WHAT IS BEING ASKED - The pictures stay out. Please retype every line below exactly.

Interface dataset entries
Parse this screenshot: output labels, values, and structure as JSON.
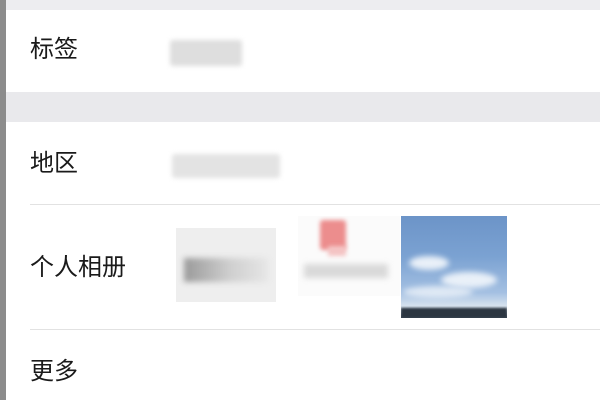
{
  "profile_rows": {
    "tags": {
      "label": "标签"
    },
    "region": {
      "label": "地区"
    },
    "album": {
      "label": "个人相册",
      "preview_text": ""
    },
    "more": {
      "label": "更多"
    }
  },
  "colors": {
    "background": "#e9e9ec",
    "row_background": "#ffffff",
    "label_text": "#1a1a1a",
    "divider": "#e2e2e2"
  }
}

RESPONSE AREA -
Parse this screenshot: output labels, values, and structure as JSON.
{
  "profile_rows": {
    "tags": {
      "label": "标签"
    },
    "region": {
      "label": "地区"
    },
    "album": {
      "label": "个人相册",
      "preview_text": ""
    },
    "more": {
      "label": "更多"
    }
  },
  "colors": {
    "background": "#e9e9ec",
    "row_background": "#ffffff",
    "label_text": "#1a1a1a",
    "divider": "#e2e2e2"
  }
}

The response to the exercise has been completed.